How Can Domestic Violence Affect Child Custody in South Carolina?

Divorce Lawyer in Greenville South Carolina

Domestic violence, whether it is emotional or physical, can leave scars that last a lifetime. This is particularly true if child custody issues are involved. A parent that has a history of abuse towards a child or other family member may have limitations placed on their right to visit the child, or may even lose their right to visitation entirely.

Protection from Domestic Violence

In South Carolina, domestic violence is defined as any time a person threatens to harm a person or actually causes physical harm to someone in their household. A household member includes any relatives that live together or have lived together present and former spouses, and relatives by marriage or blood.

Because domestic violence is rarely something that occurs one time, if you have suffered from abuse, you may be able to file an order for protection in the court. An experienced family law attorney can help you determine if this is an option for you.

Child Custody and Domestic Violence

The South Carolina courts will always try to do what they believe is in the best interests of the child. When awarding child custody to the parents, a judge will almost always take into consideration a history of domestic violence. Although a parent that has been abusive may not be prevented from having custody of their child, in some cases it could result in an award of sole custody to the victimized parent. An abusive parent may also have additional restrictions placed on their visitation time. These may include the following:

  • Supervised Visitation – This may require all visitation that takes place between the abusive parent and child to be supervised by an agency or authorized adult.

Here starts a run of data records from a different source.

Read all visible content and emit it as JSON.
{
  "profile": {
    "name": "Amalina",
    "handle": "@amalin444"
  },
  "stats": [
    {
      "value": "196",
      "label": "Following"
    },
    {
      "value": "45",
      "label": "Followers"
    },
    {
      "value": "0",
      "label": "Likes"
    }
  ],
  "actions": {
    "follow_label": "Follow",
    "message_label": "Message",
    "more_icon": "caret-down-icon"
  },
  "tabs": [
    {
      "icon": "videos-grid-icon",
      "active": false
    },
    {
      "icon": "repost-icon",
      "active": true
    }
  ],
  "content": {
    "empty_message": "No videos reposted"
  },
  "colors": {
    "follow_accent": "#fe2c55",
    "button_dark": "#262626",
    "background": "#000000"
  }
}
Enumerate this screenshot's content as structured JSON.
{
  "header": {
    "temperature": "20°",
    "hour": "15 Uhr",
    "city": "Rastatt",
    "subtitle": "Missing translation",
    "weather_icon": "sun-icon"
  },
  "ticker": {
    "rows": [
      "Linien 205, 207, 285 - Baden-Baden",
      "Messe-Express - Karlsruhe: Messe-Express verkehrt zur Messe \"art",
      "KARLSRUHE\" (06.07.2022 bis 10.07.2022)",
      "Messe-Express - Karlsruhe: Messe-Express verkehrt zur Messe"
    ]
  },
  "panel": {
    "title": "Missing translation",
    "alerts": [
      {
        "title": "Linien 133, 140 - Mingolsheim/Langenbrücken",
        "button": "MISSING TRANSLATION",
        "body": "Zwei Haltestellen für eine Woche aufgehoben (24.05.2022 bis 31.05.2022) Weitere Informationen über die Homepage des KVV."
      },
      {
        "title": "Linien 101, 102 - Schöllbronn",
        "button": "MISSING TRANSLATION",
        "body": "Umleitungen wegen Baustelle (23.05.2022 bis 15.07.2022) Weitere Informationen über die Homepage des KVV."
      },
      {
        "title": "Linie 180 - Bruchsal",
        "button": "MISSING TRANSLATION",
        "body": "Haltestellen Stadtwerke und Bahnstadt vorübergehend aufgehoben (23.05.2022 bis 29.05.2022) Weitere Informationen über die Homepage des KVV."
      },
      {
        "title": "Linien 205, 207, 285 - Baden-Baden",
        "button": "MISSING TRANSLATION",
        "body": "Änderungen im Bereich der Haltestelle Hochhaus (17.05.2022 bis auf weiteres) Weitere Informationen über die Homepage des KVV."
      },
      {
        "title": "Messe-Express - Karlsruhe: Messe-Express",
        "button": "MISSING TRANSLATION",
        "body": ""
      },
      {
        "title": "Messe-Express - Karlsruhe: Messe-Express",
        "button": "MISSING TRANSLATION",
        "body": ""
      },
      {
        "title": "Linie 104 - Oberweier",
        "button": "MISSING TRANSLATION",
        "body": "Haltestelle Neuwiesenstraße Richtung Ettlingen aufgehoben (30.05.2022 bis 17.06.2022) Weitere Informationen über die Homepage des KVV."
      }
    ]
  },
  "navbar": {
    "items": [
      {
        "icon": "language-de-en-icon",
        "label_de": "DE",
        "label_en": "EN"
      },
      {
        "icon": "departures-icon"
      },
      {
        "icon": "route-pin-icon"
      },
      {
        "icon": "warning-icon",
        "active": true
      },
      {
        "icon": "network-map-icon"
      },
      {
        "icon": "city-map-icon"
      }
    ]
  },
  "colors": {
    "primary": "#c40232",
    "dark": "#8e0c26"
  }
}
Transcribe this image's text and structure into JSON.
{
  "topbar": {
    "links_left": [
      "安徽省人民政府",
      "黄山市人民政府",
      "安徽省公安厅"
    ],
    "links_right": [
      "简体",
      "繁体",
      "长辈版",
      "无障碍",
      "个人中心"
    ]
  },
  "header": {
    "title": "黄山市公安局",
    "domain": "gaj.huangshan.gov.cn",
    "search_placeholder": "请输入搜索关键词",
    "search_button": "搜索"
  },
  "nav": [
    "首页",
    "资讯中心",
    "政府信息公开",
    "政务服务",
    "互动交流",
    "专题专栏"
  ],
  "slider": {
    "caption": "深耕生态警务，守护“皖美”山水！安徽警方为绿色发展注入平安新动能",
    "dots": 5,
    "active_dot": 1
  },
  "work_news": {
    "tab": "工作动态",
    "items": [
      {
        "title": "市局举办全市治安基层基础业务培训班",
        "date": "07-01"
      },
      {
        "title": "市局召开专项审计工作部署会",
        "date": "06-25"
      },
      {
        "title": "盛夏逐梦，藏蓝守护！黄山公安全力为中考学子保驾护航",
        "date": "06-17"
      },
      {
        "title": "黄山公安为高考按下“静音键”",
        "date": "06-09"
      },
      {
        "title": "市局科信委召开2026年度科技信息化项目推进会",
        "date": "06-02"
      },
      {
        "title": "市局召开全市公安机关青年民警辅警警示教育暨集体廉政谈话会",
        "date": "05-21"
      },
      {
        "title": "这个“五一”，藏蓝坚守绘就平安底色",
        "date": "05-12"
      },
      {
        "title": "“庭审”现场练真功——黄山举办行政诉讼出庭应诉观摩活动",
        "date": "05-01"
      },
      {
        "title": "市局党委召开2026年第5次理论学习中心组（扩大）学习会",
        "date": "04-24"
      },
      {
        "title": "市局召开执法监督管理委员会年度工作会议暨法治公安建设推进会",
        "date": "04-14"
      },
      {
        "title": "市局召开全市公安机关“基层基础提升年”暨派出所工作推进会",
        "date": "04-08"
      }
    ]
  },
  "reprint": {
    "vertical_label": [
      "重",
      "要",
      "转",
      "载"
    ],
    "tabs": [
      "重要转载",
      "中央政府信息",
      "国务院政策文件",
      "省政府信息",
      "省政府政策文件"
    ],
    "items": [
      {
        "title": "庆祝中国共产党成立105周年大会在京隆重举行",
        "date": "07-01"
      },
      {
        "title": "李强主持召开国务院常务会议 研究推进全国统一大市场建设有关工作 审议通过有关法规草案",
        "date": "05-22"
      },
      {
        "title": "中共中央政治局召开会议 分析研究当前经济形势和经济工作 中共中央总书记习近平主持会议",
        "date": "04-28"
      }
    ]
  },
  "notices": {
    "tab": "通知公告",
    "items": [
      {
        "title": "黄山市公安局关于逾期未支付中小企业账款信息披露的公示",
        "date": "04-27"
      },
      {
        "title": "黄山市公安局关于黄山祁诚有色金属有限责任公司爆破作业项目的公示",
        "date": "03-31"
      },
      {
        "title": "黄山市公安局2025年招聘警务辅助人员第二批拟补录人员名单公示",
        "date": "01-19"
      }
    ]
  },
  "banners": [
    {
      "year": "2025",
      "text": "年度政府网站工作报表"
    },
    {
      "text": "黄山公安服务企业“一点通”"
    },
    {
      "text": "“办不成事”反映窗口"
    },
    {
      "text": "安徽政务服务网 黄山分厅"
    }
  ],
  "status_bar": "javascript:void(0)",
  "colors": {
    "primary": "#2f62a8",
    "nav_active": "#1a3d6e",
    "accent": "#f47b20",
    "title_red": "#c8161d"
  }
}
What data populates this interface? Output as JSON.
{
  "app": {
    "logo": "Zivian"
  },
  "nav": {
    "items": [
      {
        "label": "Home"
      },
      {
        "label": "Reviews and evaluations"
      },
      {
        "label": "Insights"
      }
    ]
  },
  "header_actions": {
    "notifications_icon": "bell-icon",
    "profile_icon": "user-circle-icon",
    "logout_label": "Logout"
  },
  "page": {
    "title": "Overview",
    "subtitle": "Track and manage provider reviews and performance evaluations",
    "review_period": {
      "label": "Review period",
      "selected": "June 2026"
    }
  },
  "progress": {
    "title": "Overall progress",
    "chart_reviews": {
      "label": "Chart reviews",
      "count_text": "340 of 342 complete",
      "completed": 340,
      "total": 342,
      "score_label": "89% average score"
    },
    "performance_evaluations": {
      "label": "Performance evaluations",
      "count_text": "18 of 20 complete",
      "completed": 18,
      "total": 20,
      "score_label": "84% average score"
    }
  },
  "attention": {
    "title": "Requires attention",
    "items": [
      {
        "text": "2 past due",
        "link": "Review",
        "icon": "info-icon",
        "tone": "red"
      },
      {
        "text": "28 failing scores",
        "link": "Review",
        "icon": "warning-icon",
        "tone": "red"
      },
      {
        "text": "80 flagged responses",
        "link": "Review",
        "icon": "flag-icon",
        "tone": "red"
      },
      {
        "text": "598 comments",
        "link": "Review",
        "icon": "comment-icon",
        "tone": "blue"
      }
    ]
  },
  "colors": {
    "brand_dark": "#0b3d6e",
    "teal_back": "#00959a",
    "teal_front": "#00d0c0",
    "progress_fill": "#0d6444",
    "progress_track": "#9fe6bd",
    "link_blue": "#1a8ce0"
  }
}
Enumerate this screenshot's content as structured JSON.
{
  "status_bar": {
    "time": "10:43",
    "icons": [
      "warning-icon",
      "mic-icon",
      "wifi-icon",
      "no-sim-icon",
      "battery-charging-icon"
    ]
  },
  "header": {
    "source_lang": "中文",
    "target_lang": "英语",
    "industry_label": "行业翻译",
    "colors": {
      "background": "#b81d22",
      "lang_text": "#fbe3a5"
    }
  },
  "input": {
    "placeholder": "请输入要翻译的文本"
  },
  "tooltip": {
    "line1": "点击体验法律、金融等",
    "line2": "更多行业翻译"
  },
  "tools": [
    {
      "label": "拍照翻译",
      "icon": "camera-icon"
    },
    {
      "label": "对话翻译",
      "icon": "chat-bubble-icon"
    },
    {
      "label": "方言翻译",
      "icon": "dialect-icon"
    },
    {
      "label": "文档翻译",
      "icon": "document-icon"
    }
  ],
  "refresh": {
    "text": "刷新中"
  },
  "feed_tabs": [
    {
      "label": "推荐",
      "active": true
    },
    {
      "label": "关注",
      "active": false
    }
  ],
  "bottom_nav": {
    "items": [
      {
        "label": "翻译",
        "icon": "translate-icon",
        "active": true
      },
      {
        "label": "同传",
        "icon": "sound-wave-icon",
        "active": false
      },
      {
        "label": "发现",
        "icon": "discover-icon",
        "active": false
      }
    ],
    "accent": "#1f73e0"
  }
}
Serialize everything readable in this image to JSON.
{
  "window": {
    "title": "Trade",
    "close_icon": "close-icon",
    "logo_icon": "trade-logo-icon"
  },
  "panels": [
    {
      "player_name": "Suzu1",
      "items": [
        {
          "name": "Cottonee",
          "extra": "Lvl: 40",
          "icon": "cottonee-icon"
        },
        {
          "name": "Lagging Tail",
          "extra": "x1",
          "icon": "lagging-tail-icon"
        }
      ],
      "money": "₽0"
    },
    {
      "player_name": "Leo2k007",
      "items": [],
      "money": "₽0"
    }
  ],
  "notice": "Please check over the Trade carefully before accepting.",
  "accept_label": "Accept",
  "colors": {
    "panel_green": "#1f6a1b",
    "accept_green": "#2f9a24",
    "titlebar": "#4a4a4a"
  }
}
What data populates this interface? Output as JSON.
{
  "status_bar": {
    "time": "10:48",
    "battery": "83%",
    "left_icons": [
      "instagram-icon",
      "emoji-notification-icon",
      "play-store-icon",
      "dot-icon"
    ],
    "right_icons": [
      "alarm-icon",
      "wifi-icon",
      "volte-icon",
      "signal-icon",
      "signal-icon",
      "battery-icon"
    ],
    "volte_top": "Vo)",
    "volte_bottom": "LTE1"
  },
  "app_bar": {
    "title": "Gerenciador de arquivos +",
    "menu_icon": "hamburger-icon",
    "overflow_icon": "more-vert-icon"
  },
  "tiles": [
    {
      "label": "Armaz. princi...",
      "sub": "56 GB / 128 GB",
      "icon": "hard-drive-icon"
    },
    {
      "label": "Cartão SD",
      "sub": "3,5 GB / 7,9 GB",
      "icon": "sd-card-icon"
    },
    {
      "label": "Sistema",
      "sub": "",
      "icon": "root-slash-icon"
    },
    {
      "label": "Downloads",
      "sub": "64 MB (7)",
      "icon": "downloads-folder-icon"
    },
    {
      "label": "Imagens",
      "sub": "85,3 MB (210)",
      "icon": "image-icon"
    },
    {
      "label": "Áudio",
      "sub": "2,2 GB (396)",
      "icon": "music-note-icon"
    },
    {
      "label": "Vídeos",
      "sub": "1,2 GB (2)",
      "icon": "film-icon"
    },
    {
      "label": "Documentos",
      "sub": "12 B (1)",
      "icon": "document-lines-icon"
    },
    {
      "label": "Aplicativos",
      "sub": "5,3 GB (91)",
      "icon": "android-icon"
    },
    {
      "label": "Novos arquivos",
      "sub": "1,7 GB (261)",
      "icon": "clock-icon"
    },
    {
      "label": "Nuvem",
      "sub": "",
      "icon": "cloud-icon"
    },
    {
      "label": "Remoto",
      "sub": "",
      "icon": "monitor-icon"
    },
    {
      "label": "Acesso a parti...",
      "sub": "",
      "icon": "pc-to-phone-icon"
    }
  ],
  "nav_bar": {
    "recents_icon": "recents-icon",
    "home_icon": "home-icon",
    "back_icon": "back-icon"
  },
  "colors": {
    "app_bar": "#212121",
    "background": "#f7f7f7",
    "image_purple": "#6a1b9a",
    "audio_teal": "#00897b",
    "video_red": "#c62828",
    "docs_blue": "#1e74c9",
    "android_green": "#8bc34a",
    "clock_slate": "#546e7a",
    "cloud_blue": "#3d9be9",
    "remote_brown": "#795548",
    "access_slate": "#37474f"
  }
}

These visits may also require the parent to refrain from using any drugs or alcohol for 24 hours prior to their visitation time with the child, prohibit visits that take place overnight or require a bond payment that ensures the child will be returned safely. Supervised visitation is often temporary and can be changed to traditional, unsupervised visitation with the child if the abusive parents can show that it would be in the child’s best interest.
  • Termination of Parental Rights – This is a permanent arrangement and only takes place in the most extreme abuse cases. Before terminating a parent’s rights, the judge will require proof of the abuse and proof that terminating the parent’s relationship with the child would be best for the child. Situations that may result in the rights of a parent being terminated include sexual abuse of any child, felony assault that resulted in significant bodily injuries to the parent of the child or the child, or attempted murder or murder of the other parent of the child.

Contact an Experienced Family Law Attorney Today

Domestic violence can have a long-lasting effect on a child making it imperative that you stop the abuse as soon as possible. Attorney Lauren Taylor can review your situation and help advise you of what your legal options are if you are experiencing domestic violence. Contact the office of Lauren Taylor Law today to schedule a consultation.